▸ Supplied records
········

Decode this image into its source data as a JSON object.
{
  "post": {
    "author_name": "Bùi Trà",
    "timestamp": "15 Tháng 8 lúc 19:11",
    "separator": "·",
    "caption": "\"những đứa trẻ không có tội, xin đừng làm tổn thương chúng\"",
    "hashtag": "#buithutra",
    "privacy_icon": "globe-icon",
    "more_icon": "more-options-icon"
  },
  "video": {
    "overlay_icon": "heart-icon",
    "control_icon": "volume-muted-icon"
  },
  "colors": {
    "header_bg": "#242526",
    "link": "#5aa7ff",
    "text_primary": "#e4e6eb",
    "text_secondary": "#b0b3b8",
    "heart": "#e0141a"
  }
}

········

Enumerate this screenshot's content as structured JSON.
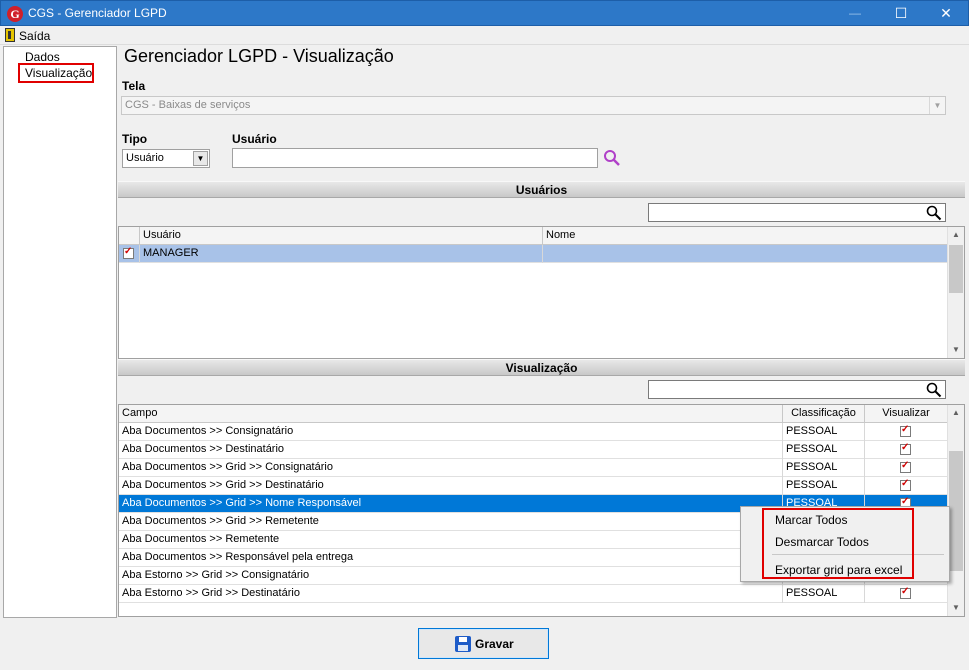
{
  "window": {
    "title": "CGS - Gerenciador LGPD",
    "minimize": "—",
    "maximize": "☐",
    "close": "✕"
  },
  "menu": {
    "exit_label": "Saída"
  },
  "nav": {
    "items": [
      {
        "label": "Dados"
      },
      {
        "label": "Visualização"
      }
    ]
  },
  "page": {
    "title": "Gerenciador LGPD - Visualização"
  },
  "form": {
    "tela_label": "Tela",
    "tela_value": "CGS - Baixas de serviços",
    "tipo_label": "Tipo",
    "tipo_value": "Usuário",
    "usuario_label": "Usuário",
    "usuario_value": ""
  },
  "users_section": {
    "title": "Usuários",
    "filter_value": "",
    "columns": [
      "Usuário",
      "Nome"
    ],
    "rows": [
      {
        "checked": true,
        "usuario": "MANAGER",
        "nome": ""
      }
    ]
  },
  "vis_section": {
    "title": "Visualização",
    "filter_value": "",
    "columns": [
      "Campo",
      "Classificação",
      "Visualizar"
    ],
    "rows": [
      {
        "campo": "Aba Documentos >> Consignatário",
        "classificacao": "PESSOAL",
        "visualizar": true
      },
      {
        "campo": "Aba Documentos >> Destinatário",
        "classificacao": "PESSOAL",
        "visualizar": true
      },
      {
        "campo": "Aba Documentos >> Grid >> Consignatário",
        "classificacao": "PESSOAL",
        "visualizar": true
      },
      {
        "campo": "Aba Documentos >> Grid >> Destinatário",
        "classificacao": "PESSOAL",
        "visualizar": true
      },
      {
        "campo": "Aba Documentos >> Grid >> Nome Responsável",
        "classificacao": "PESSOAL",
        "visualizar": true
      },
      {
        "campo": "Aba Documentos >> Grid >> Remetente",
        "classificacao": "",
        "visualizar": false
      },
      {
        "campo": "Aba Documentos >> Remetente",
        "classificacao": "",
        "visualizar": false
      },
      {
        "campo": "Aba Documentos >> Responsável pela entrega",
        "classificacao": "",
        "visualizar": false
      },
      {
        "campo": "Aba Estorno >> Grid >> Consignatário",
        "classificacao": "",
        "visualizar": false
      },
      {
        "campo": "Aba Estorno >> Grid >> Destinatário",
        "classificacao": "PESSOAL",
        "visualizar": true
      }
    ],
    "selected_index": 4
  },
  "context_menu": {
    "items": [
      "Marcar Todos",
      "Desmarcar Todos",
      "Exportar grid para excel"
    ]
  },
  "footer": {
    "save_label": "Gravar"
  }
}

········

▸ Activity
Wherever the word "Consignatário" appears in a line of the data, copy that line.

▸ Output of the exercise
        "campo": "Aba Documentos >> Consignatário",
        "campo": "Aba Documentos >> Grid >> Consignatário",
        "campo": "Aba Estorno >> Grid >> Consignatário",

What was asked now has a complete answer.